=== Begin Enclosure ===

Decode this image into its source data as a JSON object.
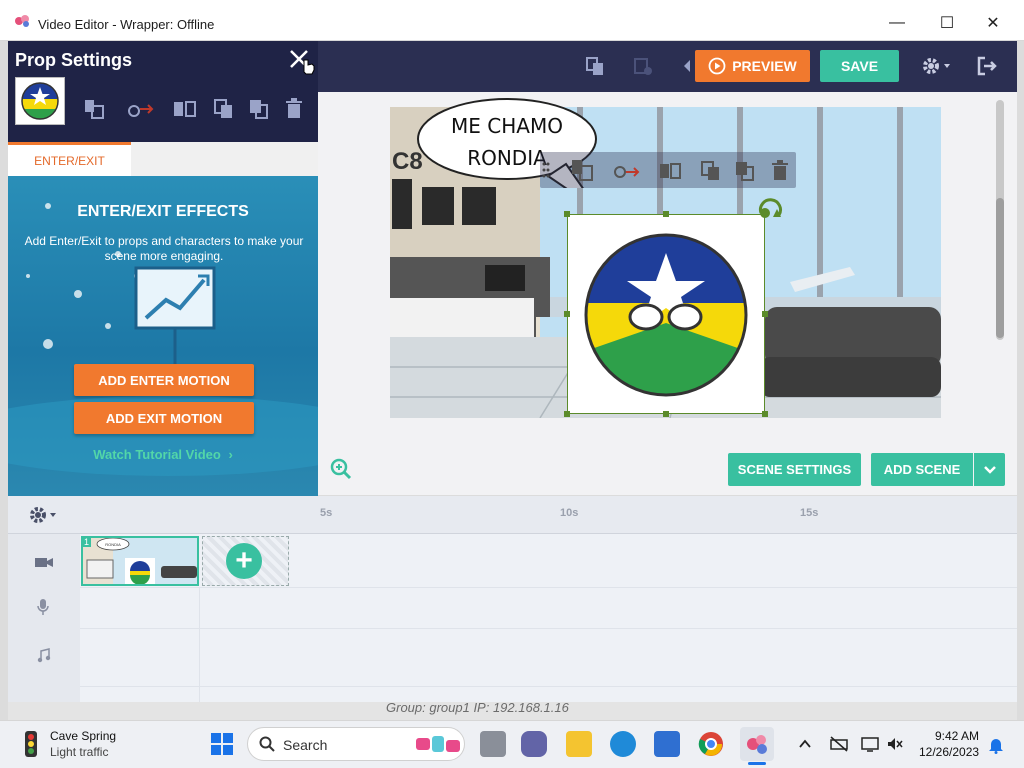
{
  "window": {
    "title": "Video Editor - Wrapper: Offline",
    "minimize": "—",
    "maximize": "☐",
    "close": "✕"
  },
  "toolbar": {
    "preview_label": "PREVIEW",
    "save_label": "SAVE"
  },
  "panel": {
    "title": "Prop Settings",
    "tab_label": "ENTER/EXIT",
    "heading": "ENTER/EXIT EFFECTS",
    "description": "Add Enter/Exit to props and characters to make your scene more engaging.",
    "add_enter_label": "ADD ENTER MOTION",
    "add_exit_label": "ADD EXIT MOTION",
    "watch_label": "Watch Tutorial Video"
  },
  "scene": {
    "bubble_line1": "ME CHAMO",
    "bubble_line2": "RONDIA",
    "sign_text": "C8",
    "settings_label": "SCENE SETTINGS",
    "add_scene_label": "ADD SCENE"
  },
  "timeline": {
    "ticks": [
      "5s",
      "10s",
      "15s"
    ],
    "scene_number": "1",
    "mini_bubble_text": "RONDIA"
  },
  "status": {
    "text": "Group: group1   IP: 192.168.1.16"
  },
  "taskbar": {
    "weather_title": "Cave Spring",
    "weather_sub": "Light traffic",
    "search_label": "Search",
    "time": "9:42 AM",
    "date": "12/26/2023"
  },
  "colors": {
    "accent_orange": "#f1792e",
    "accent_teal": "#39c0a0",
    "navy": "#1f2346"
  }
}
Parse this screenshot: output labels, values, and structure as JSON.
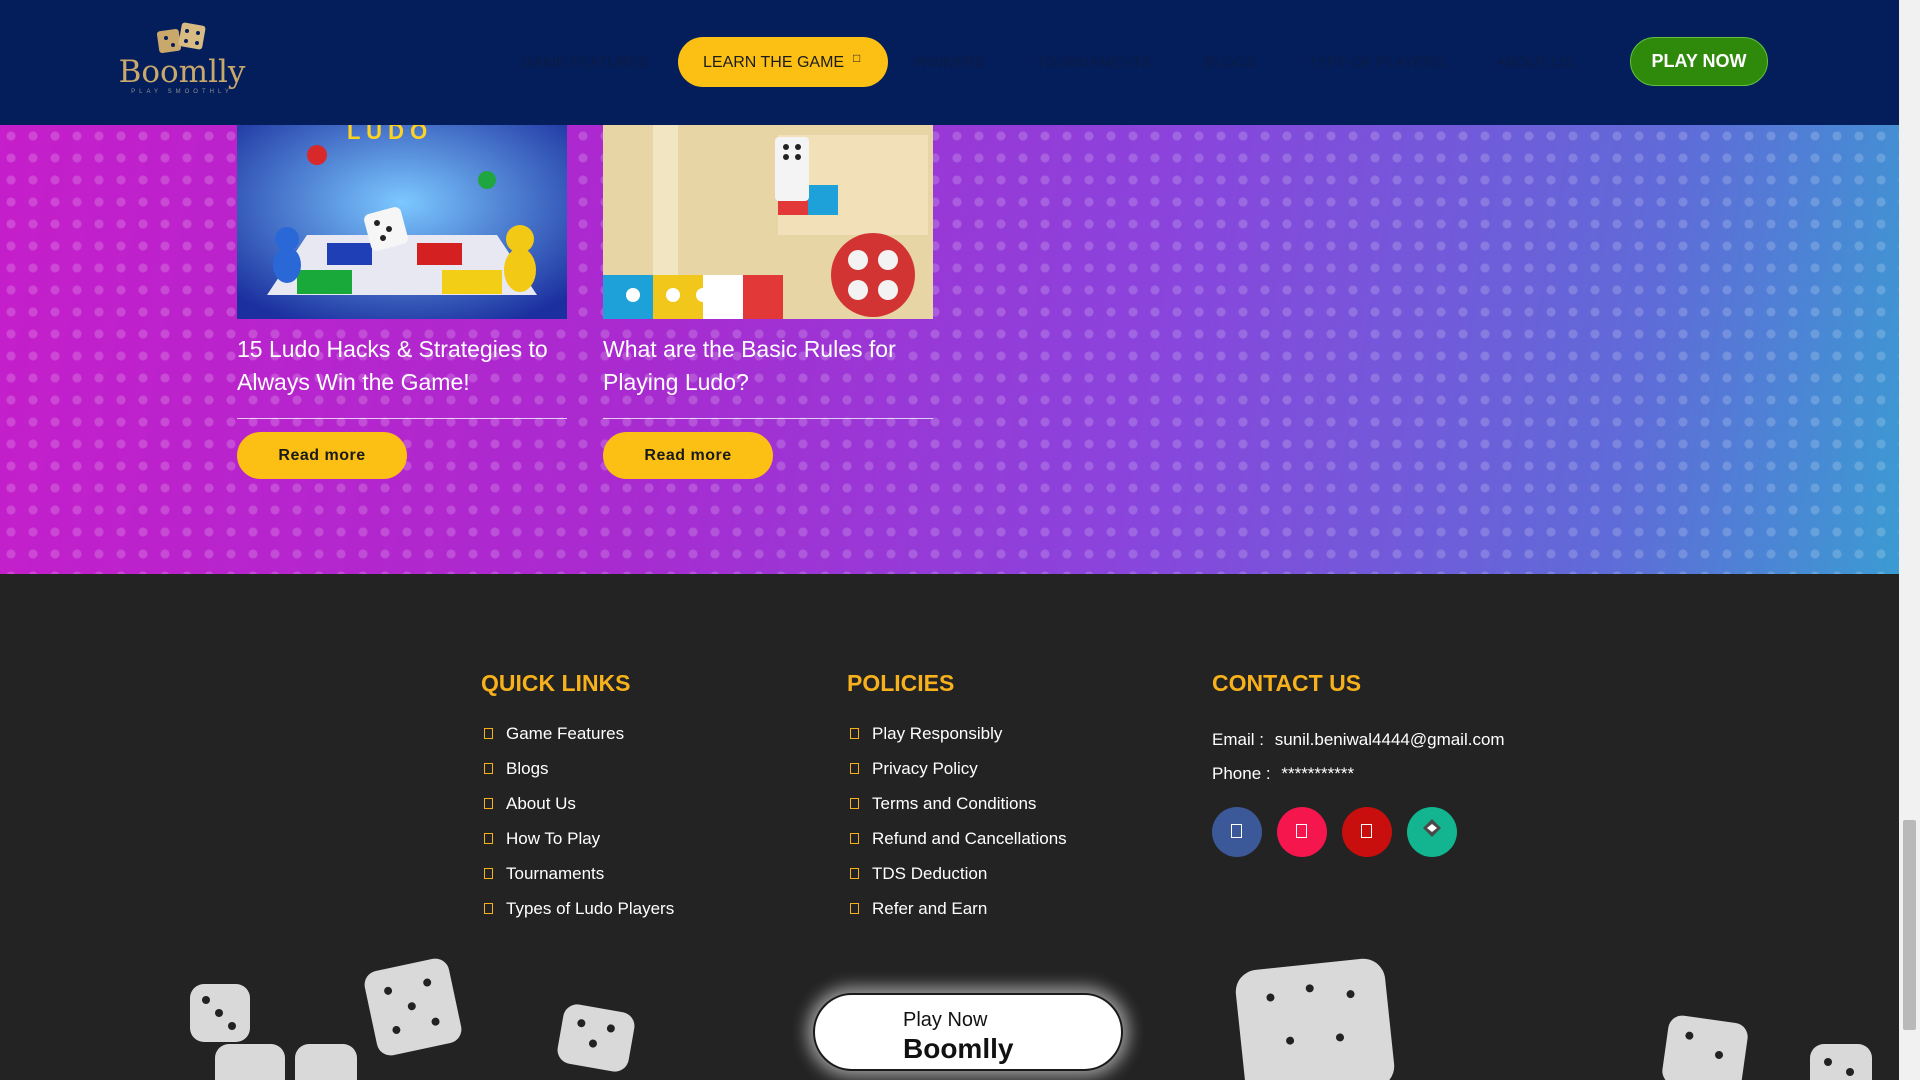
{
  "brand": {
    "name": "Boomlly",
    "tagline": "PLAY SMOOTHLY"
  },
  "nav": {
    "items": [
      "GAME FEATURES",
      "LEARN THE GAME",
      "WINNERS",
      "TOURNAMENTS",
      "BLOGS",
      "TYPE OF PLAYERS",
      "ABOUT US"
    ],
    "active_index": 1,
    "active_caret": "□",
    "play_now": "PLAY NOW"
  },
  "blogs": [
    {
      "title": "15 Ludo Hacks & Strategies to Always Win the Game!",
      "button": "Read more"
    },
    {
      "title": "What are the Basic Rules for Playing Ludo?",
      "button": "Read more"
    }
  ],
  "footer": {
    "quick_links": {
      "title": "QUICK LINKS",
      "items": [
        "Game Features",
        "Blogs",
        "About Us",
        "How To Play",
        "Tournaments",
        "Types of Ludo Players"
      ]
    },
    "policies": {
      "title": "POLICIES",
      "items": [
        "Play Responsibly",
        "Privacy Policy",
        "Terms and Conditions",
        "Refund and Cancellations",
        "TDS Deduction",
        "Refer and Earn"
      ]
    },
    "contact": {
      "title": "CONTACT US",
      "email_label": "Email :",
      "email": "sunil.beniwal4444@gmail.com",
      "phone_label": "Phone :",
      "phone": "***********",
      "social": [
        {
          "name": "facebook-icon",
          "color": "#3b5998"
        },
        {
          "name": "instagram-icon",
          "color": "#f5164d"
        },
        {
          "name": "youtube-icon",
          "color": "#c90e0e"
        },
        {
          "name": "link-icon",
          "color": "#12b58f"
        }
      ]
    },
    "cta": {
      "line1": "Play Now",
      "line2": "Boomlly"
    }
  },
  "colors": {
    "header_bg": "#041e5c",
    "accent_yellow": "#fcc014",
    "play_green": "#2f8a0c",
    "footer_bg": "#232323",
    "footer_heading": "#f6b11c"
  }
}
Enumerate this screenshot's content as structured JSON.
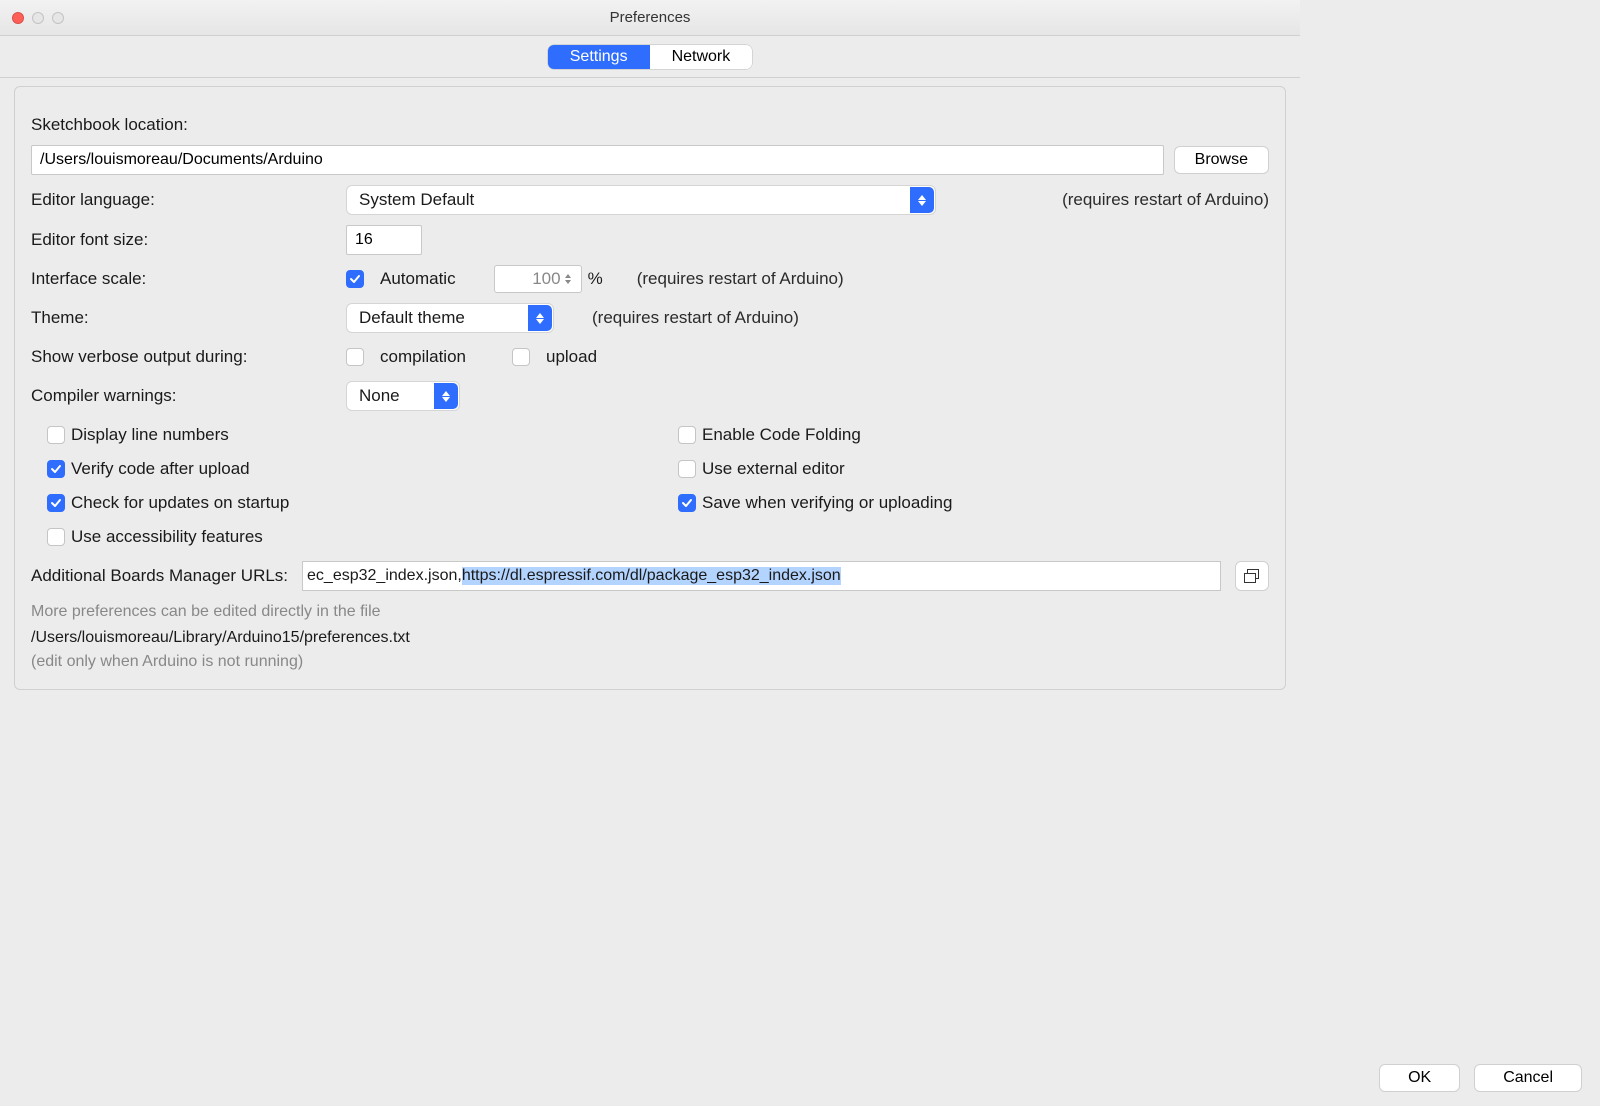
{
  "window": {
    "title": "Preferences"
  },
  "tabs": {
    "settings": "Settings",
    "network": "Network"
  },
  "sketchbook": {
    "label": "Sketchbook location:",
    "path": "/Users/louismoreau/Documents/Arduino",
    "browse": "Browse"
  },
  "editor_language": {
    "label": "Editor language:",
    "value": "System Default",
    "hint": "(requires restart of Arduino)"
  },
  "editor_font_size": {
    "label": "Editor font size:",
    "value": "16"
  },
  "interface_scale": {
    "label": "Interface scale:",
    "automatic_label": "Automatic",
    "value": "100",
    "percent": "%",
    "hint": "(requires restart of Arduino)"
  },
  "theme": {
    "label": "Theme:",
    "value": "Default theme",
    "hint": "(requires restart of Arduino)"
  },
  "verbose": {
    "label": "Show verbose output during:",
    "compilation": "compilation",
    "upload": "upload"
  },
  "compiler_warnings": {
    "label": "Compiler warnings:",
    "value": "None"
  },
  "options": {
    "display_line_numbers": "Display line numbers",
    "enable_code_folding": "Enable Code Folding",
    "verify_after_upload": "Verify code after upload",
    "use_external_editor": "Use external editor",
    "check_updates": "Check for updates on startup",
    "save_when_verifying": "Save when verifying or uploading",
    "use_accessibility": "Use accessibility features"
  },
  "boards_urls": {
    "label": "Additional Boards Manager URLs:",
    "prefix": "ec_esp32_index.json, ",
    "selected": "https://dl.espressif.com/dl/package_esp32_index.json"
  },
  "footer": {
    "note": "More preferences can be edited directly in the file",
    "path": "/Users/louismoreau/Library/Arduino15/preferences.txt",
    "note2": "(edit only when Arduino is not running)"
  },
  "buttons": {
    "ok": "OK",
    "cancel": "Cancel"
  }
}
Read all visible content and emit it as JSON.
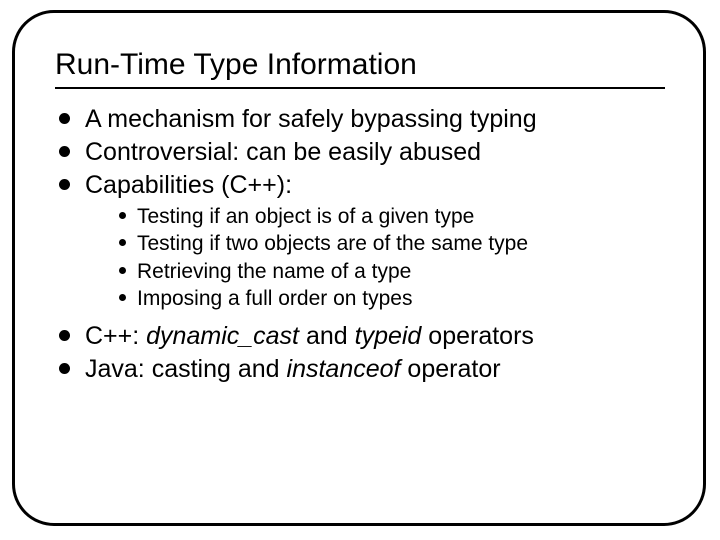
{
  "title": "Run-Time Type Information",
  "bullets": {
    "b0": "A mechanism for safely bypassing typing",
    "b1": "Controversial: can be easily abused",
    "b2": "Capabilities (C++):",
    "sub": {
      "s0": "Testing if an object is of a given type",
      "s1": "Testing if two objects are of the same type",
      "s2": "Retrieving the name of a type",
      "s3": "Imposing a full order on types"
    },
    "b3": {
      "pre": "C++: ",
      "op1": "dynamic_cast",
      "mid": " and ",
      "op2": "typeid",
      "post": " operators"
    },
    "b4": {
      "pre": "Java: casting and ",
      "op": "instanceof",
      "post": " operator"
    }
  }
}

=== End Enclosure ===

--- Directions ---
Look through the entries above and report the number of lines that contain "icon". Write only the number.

--- Response ---
4